Until December 23, 1958, both corporations carried on operations. Most of Inc.'s activity involved speculation on certain joint ventures and the purchase of land for a new building. On December 23, 1958, Inc. adopted a resolution to dissolve. The subjective reason for this dissolution is, of course, in dispute. The Commissioner contends that it was merely another step in a planned reorganization. The petitioners claim that the large losses being sustained by Engineers coupled with the passage by Congress on August 28, 1958, of Internal Revenue Code §§ 1371-1377, triggered the decision. The petitioners would thus have assets to invest in the new corporation, and upon electing to be taxed as a partnership, they could deduct the losses attributable to Engineers on their individual returns.
There are three requirements which must be met for a transaction to qualify as a corporation reorganization under Sections 354 and 368(a) (1) (D):
(1) The corporation to which assets were transferred must acquire "substantially all of the assets" of the transferor corporation.
(2) There must be a plan of reorganization.
(3) The stockholders must exchange stock in the old company for stock in the new.

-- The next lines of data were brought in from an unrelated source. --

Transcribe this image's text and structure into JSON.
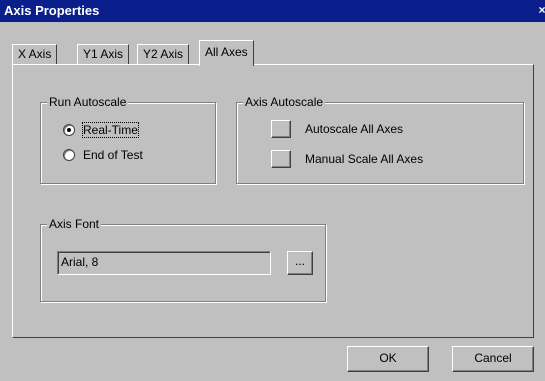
{
  "window": {
    "title": "Axis Properties",
    "close_glyph": "×"
  },
  "tabs": [
    {
      "label": "X Axis"
    },
    {
      "label": "Y1 Axis"
    },
    {
      "label": "Y2 Axis"
    },
    {
      "label": "All Axes",
      "active": true
    }
  ],
  "run_autoscale": {
    "legend": "Run Autoscale",
    "options": [
      {
        "label": "Real-Time",
        "selected": true
      },
      {
        "label": "End of Test",
        "selected": false
      }
    ]
  },
  "axis_autoscale": {
    "legend": "Axis Autoscale",
    "autoscale_all_label": "Autoscale All Axes",
    "manual_scale_all_label": "Manual Scale All Axes"
  },
  "axis_font": {
    "legend": "Axis Font",
    "value": "Arial, 8",
    "browse_label": "..."
  },
  "buttons": {
    "ok": "OK",
    "cancel": "Cancel"
  }
}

The contention of the Commissioner that there was a planned reorganization is apparently based upon two circumstances: First a new accounting firm was employed by Inc. in April of 1957 to examine the records of Inc. as of December 31, 1956 (T.R. Vol. II, p. 26.) One on the partners of the firm, a Mr. Henry Howard, attended a conference with Inc.'s counsel, a Mr. Kennedy, at which several subjects were discussed, including the tax problems of Inc. At the request of Mr. Kennedy, Mr. Howard prepared a memorandum for Mr. Kennedy, setting forth a number of recommendations. (Exhibit No. MM.) The record does not disclose that the contents of the memorandum were communicated to the principals or anyone other than Mr. Kennedy. To the contrary, there is testimony that the contents of the memorandum were not communicated to the principals of Inc. or Engineers by anyone. The record does not disclose any action by the Board of Directors of either Inc. or Engineers upon the contents of the memorandum. Second, the dissolution and liquidation of Inc. in December, 1958, over a year and a half after submission of the memorandum, and subsequent to the passage by Congress in August of 1958 of IRC §§ 1371-1377; some of the activities of Inc. in December, 1958, and subsequently, had been suggested in the memorandum of May, 1957, from Mr. Howard to Mr. Kennedy. The lapse of time, the activities of the parties, the economic conditions as they affected the two corporations, all as disclosed in the record, seem to dispel the idea of a "plan of reorganization".
For a discussion of the meaning of "substantially all" see Dudderar v. Commissioner, 44 T.C. 632, where it was held that the words "substantially all" as used in Section 264(b) (1) must be given their ordinary meaning of all but a small negligible amount